Monique Morris, Oakland, CA
African American Policy Forum
Morris will research how education-related policies and practices lead to the overrepresentation of black girls in the juvenile justice system.

Ana Muniz, Los Angeles, CA
Youth Justice Coalition
Working with a broad-based coalition in Los Angeles, scholar and activist Muniz will challenge the continued and growing use of gang injunctions. Individuals typically targeted by these policies are overwhelmingly black or Latino youth, raising serious concerns of racial profiling and criminalizing young people.

Rebecca Richman Cohen, Cambridge, MA
By examining the ongoing debate in Montana around medical marijuana, documentary filmmaker Richman Cohen's Code of the West aims to ignite public discussion about how states can shift the country away from the failed War on Drugs.

James Ridgeway, Washington, DC and Jean Casella, Brooklyn, NY
Journalists Ridgeway and Casella will document and report on the use and abuse of solitary confinement in U.S. prisons, jails, and youth facilities, increasing public awareness of this pervasive but hidden practice.

Lisa Riordan Seville and Hannah Rappleye, Brooklyn, NY
Journalists Riordan Seville and Rappleye will examine the nation's evolving probation systems, including the rising demand for supervision and efforts to cut criminal justice costs in local jurisdictions.

Raphael Sperry, San Francisco, CA
UC Berkeley IURD & Warren Institute
Architect and activist Sperry will engage professionals in the architecture and planning fields on the issue of mass incarceration, advocating for new priorities in public investment rather than increased prison and jail construction.

Dana Wolfe, New York, NY
New York Civil Liberties Union
Through public education and advocacy, Wolfe will work to promote a reasonable and informed dialogue about sex offender management and sexual assault prevention in the state of New York.

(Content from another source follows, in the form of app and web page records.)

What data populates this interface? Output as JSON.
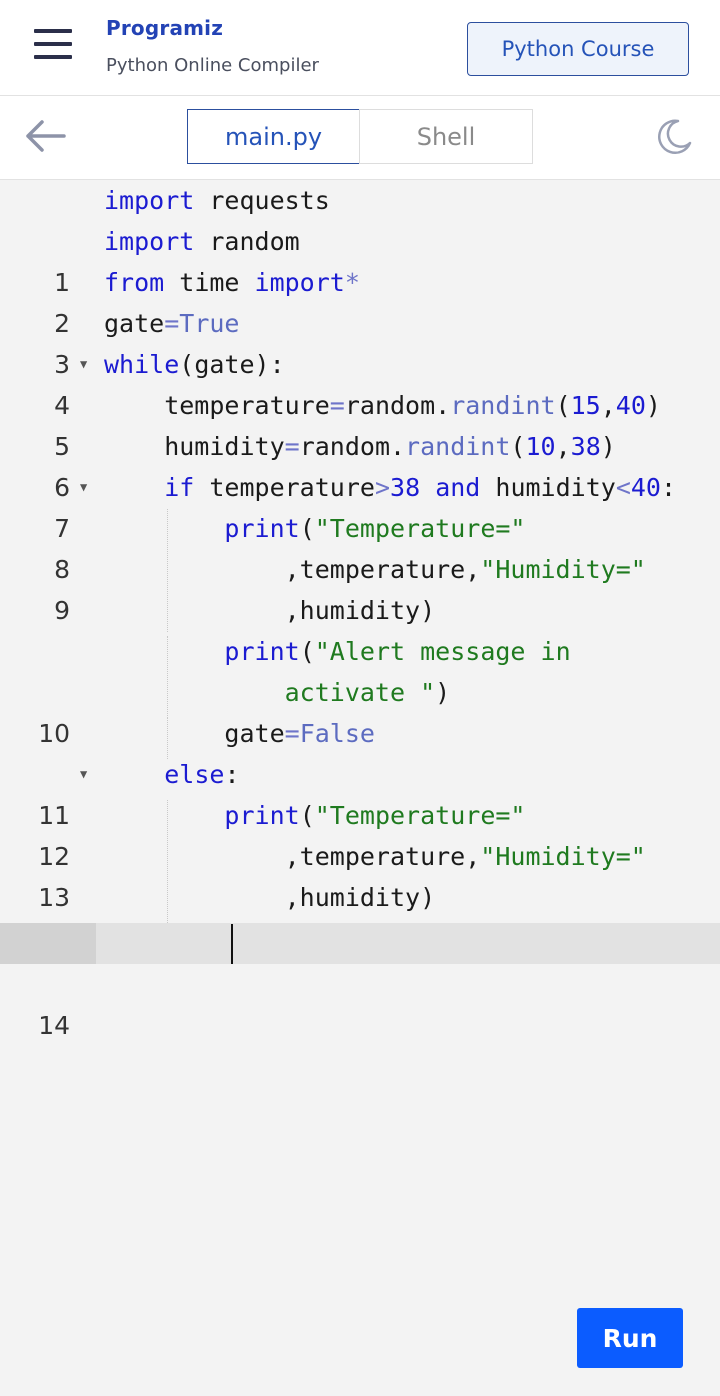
{
  "header": {
    "brand_name": "Programiz",
    "brand_subtitle": "Python Online Compiler",
    "course_button_label": "Python Course"
  },
  "toolbar": {
    "tabs": [
      {
        "label": "main.py",
        "active": true
      },
      {
        "label": "Shell",
        "active": false
      }
    ],
    "back_icon": "arrow-left-icon",
    "theme_icon": "moon-icon"
  },
  "editor": {
    "language": "python",
    "cursor_line": 14,
    "lines": [
      {
        "num": "1",
        "text": "import requests"
      },
      {
        "num": "2",
        "text": "import random"
      },
      {
        "num": "3",
        "text": "from time import*"
      },
      {
        "num": "4",
        "text": "gate=True"
      },
      {
        "num": "5",
        "text": "while(gate):",
        "foldable": true
      },
      {
        "num": "6",
        "text": "    temperature=random.randint(15,40)"
      },
      {
        "num": "7",
        "text": "    humidity=random.randint(10,38)"
      },
      {
        "num": "8",
        "text": "    if temperature>38 and humidity<40:",
        "foldable": true
      },
      {
        "num": "9",
        "text": "        print(\"Temperature=\" ,temperature,\"Humidity=\" ,humidity)"
      },
      {
        "num": "10",
        "text": "        print(\"Alert message in activate \")"
      },
      {
        "num": "11",
        "text": "        gate=False"
      },
      {
        "num": "12",
        "text": "    else:",
        "foldable": true
      },
      {
        "num": "13",
        "text": "        print(\"Temperature=\" ,temperature,\"Humidity=\" ,humidity)"
      },
      {
        "num": "14",
        "text": ""
      }
    ]
  },
  "run_button_label": "Run",
  "colors": {
    "keyword": "#1b1bd1",
    "string": "#1f7a1f",
    "constant": "#5c6bc0",
    "accent": "#0b5cff",
    "brand": "#2343b5"
  }
}
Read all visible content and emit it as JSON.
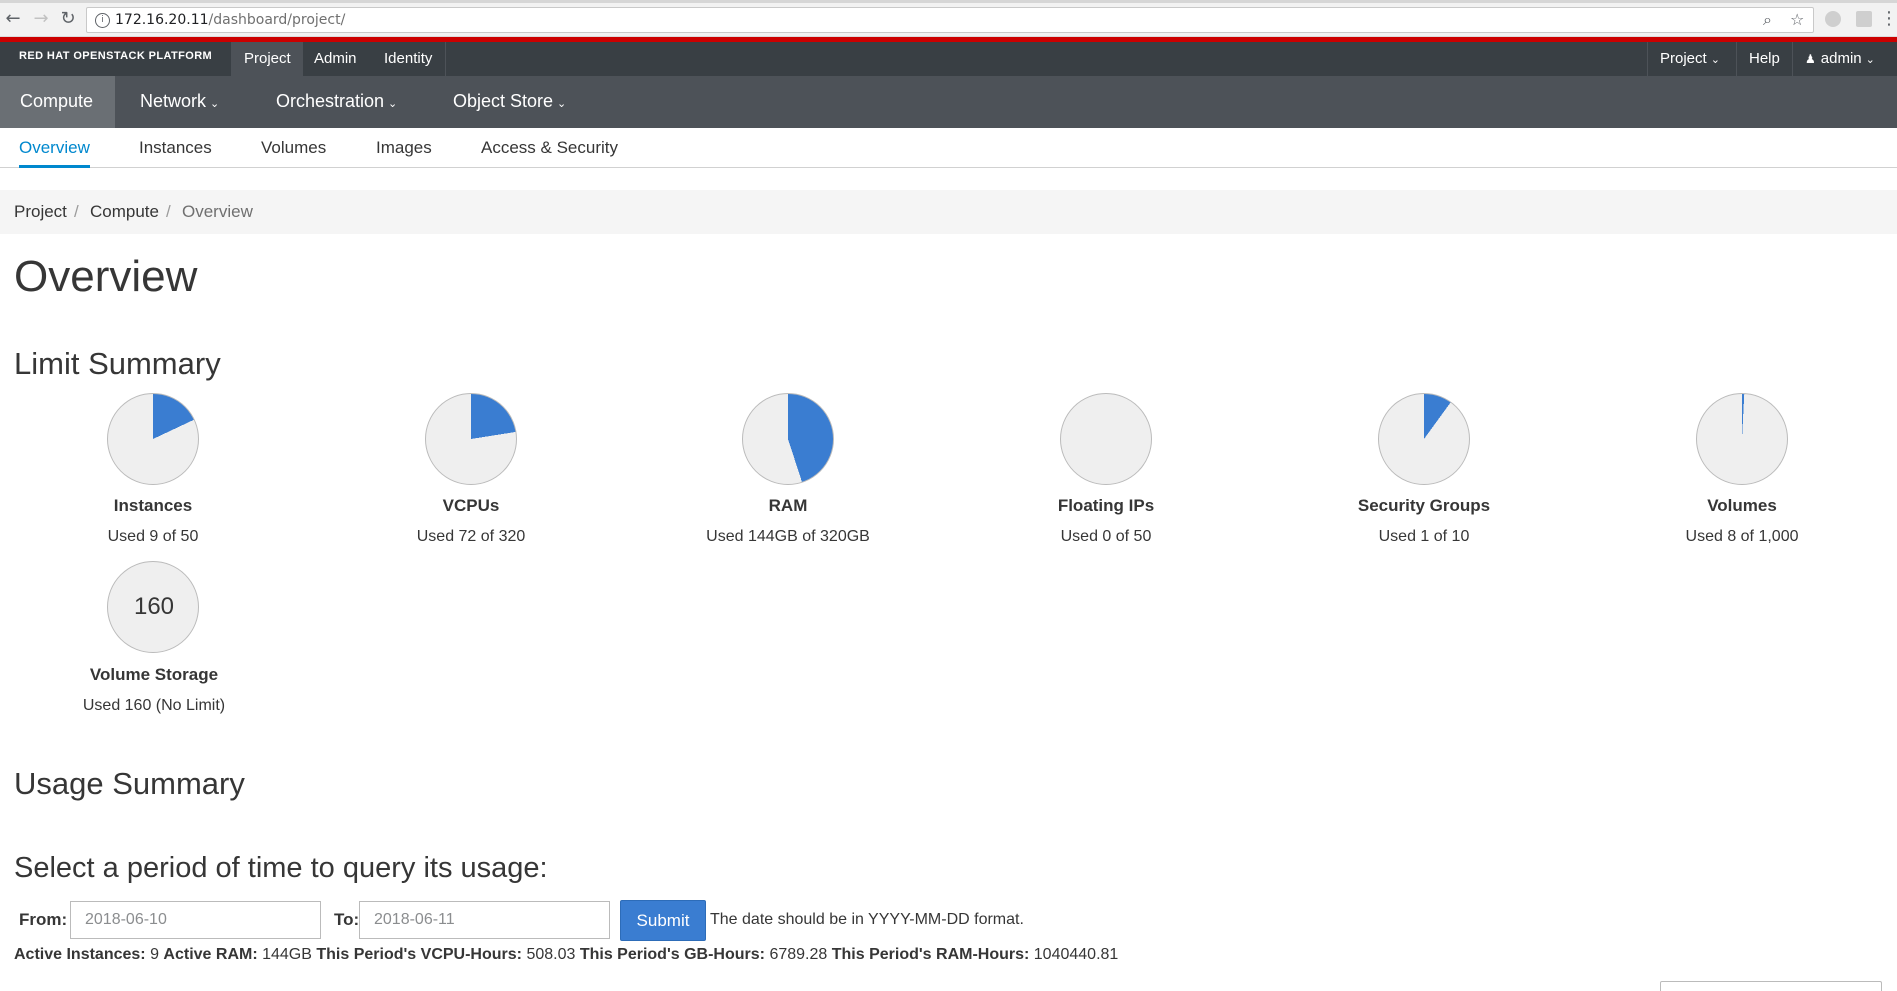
{
  "browser": {
    "url_host": "172.16.20.11",
    "url_path": "/dashboard/project/"
  },
  "topbar": {
    "brand": "RED HAT OPENSTACK PLATFORM",
    "nav": [
      "Project",
      "Admin",
      "Identity"
    ],
    "right": {
      "project_menu": "Project",
      "help": "Help",
      "user": "admin"
    }
  },
  "compute_nav": [
    "Compute",
    "Network",
    "Orchestration",
    "Object Store"
  ],
  "sub_nav": [
    "Overview",
    "Instances",
    "Volumes",
    "Images",
    "Access & Security"
  ],
  "breadcrumb": [
    "Project",
    "Compute",
    "Overview"
  ],
  "page_title": "Overview",
  "limit_summary": {
    "heading": "Limit Summary",
    "items": [
      {
        "label": "Instances",
        "usage": "Used 9 of 50",
        "used": 9,
        "total": 50
      },
      {
        "label": "VCPUs",
        "usage": "Used 72 of 320",
        "used": 72,
        "total": 320
      },
      {
        "label": "RAM",
        "usage": "Used 144GB of 320GB",
        "used": 144,
        "total": 320
      },
      {
        "label": "Floating IPs",
        "usage": "Used 0 of 50",
        "used": 0,
        "total": 50
      },
      {
        "label": "Security Groups",
        "usage": "Used 1 of 10",
        "used": 1,
        "total": 10
      },
      {
        "label": "Volumes",
        "usage": "Used 8 of 1,000",
        "used": 8,
        "total": 1000
      }
    ],
    "storage": {
      "value": "160",
      "label": "Volume Storage",
      "usage": "Used 160 (No Limit)"
    }
  },
  "usage_summary": {
    "heading": "Usage Summary",
    "query_heading": "Select a period of time to query its usage:",
    "from_label": "From:",
    "from_value": "2018-06-10",
    "to_label": "To:",
    "to_value": "2018-06-11",
    "submit": "Submit",
    "hint": "The date should be in YYYY-MM-DD format.",
    "stats": {
      "active_instances_label": "Active Instances:",
      "active_instances": "9",
      "active_ram_label": "Active RAM:",
      "active_ram": "144GB",
      "vcpu_hours_label": "This Period's VCPU-Hours:",
      "vcpu_hours": "508.03",
      "gb_hours_label": "This Period's GB-Hours:",
      "gb_hours": "6789.28",
      "ram_hours_label": "This Period's RAM-Hours:",
      "ram_hours": "1040440.81"
    }
  },
  "colors": {
    "pie_used": "#3a7dd1",
    "pie_free": "#efefef",
    "accent": "#0088ce",
    "topbar": "#393f44",
    "redline": "#cc0000"
  }
}
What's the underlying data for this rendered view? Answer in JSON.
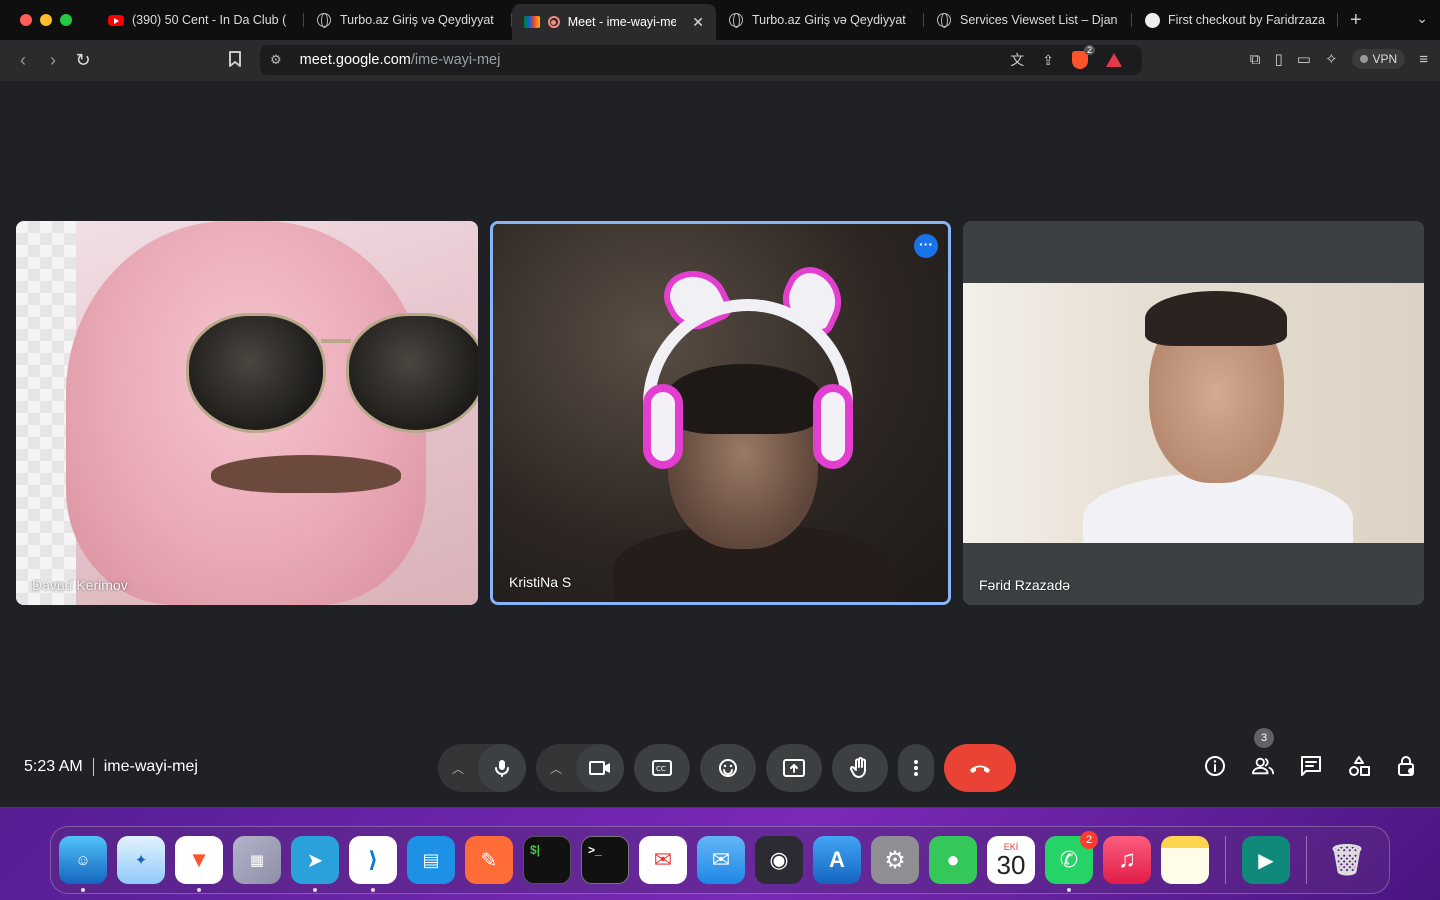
{
  "browser": {
    "tabs": [
      {
        "title": "(390) 50 Cent - In Da Club (",
        "icon": "youtube-icon",
        "active": false
      },
      {
        "title": "Turbo.az Giriş və Qeydiyyat",
        "icon": "globe-icon",
        "active": false
      },
      {
        "title": "Meet - ime-wayi-mej",
        "icon": "google-meet-icon",
        "active": true,
        "recording": true
      },
      {
        "title": "Turbo.az Giriş və Qeydiyyat",
        "icon": "globe-icon",
        "active": false
      },
      {
        "title": "Services Viewset List – Djan",
        "icon": "globe-icon",
        "active": false
      },
      {
        "title": "First checkout by Faridrzaza",
        "icon": "github-icon",
        "active": false
      }
    ],
    "url_host": "meet.google.com",
    "url_path": "/ime-wayi-mej",
    "brave_shield_count": "2",
    "vpn_label": "VPN"
  },
  "meet": {
    "participants": [
      {
        "name": "Davud Kerimov"
      },
      {
        "name": "KristiNa S",
        "speaking": true
      },
      {
        "name": "Fərid Rzazadə"
      }
    ],
    "time": "5:23 AM",
    "meeting_code": "ime-wayi-mej",
    "people_count": "3",
    "colors": {
      "end_call": "#ea4335",
      "active_border": "#8ab4f8",
      "background": "#202124"
    }
  },
  "dock": {
    "apps": [
      {
        "name": "finder",
        "icon": "finder-icon",
        "running": true
      },
      {
        "name": "safari",
        "icon": "safari-icon",
        "running": false
      },
      {
        "name": "brave",
        "icon": "brave-icon",
        "running": true
      },
      {
        "name": "launchpad",
        "icon": "launchpad-icon",
        "running": false
      },
      {
        "name": "telegram",
        "icon": "telegram-icon",
        "running": true
      },
      {
        "name": "vscode",
        "icon": "vscode-icon",
        "running": true
      },
      {
        "name": "docker",
        "icon": "docker-icon",
        "running": false
      },
      {
        "name": "postman",
        "icon": "postman-icon",
        "running": false
      },
      {
        "name": "iterm",
        "icon": "iterm-icon",
        "running": false,
        "glyph": "$|"
      },
      {
        "name": "terminal",
        "icon": "terminal-icon",
        "running": false,
        "glyph": ">_"
      },
      {
        "name": "mail-alt",
        "icon": "airmail-icon",
        "running": false
      },
      {
        "name": "mail",
        "icon": "mail-icon",
        "running": false
      },
      {
        "name": "obs",
        "icon": "obs-icon",
        "running": false
      },
      {
        "name": "app-store",
        "icon": "app-store-icon",
        "running": false
      },
      {
        "name": "system-settings",
        "icon": "settings-icon",
        "running": false
      },
      {
        "name": "messages",
        "icon": "messages-icon",
        "running": false
      },
      {
        "name": "calendar",
        "icon": "calendar-icon",
        "running": false,
        "month": "EKİ",
        "day": "30"
      },
      {
        "name": "whatsapp",
        "icon": "whatsapp-icon",
        "running": true,
        "badge": "2"
      },
      {
        "name": "music",
        "icon": "music-icon",
        "running": false
      },
      {
        "name": "notes",
        "icon": "notes-icon",
        "running": false
      },
      {
        "name": "google-meet",
        "icon": "google-meet-app-icon",
        "running": false
      },
      {
        "name": "trash",
        "icon": "trash-icon",
        "running": false
      }
    ]
  }
}
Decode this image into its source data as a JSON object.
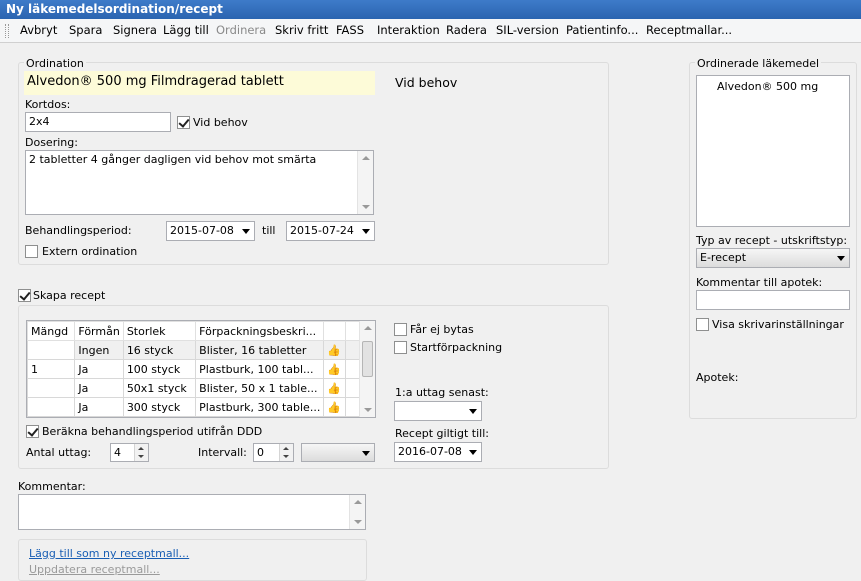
{
  "window": {
    "title": "Ny läkemedelsordination/recept"
  },
  "menu": {
    "items": [
      {
        "label": "Avbryt",
        "enabled": true
      },
      {
        "label": "Spara",
        "enabled": true
      },
      {
        "label": "Signera",
        "enabled": true
      },
      {
        "label": "Lägg till",
        "enabled": true
      },
      {
        "label": "Ordinera",
        "enabled": false
      },
      {
        "label": "Skriv fritt",
        "enabled": true
      },
      {
        "label": "FASS",
        "enabled": true
      },
      {
        "label": "Interaktion",
        "enabled": true
      },
      {
        "label": "Radera",
        "enabled": true
      },
      {
        "label": "SIL-version",
        "enabled": true
      },
      {
        "label": "Patientinfo...",
        "enabled": true
      },
      {
        "label": "Receptmallar...",
        "enabled": true
      }
    ]
  },
  "ordination": {
    "group_label": "Ordination",
    "drug_name": "Alvedon® 500 mg Filmdragerad tablett",
    "vid_behov_text": "Vid behov",
    "kortdos_label": "Kortdos:",
    "kortdos_value": "2x4",
    "vid_behov_checkbox_label": "Vid behov",
    "vid_behov_checked": true,
    "dosering_label": "Dosering:",
    "dosering_value": "2 tabletter 4 gånger dagligen vid behov mot smärta",
    "behandlingsperiod_label": "Behandlingsperiod:",
    "period_from": "2015-07-08",
    "till_label": "till",
    "period_to": "2015-07-24",
    "extern_label": "Extern ordination",
    "extern_checked": false
  },
  "recept": {
    "skapa_label": "Skapa recept",
    "skapa_checked": true,
    "table": {
      "headers": [
        "Mängd",
        "Förmån",
        "Storlek",
        "Förpackningsbeskri...",
        "",
        ""
      ],
      "rows": [
        {
          "mangd": "",
          "forman": "Ingen",
          "storlek": "16 styck",
          "beskr": "Blister, 16 tabletter"
        },
        {
          "mangd": "1",
          "forman": "Ja",
          "storlek": "100 styck",
          "beskr": "Plastburk, 100 tabl..."
        },
        {
          "mangd": "",
          "forman": "Ja",
          "storlek": "50x1 styck",
          "beskr": "Blister, 50 x 1 table..."
        },
        {
          "mangd": "",
          "forman": "Ja",
          "storlek": "300 styck",
          "beskr": "Plastburk, 300 table..."
        }
      ]
    },
    "far_ej_bytas_label": "Får ej bytas",
    "far_ej_bytas_checked": false,
    "startforpackning_label": "Startförpackning",
    "startforpackning_checked": false,
    "berakna_label": "Beräkna behandlingsperiod utifrån DDD",
    "berakna_checked": true,
    "antal_uttag_label": "Antal uttag:",
    "antal_uttag_value": "4",
    "intervall_label": "Intervall:",
    "intervall_value": "0",
    "intervall_unit": "",
    "forsta_uttag_label": "1:a uttag senast:",
    "forsta_uttag_value": "",
    "giltigt_label": "Recept giltigt till:",
    "giltigt_value": "2016-07-08"
  },
  "kommentar": {
    "label": "Kommentar:",
    "value": ""
  },
  "mall": {
    "add_link": "Lägg till som ny receptmall...",
    "update_link": "Uppdatera receptmall..."
  },
  "right": {
    "ordinerade_label": "Ordinerade läkemedel",
    "ordinerade_items": [
      "Alvedon® 500 mg"
    ],
    "typ_label": "Typ av recept - utskriftstyp:",
    "typ_value": "E-recept",
    "kommentar_apotek_label": "Kommentar till apotek:",
    "kommentar_apotek_value": "",
    "visa_skrivar_label": "Visa skrivarinställningar",
    "visa_skrivar_checked": false,
    "apotek_label": "Apotek:"
  },
  "colors": {
    "titlebar": "#2f6dbd",
    "drug_highlight": "#fdfbd8",
    "link": "#1a5fb4"
  },
  "icons": {
    "table_row_action": "thumbs-up-icon"
  }
}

Azadeh Zohrabi, San Francisco, CA
Legal Services for Prisoners with Children
Zohrabi will work to move California away from the use of long-term solitary confinement in state prisons through impact litigation, strategic communications, and public education.

SOURCE Open Society Foundations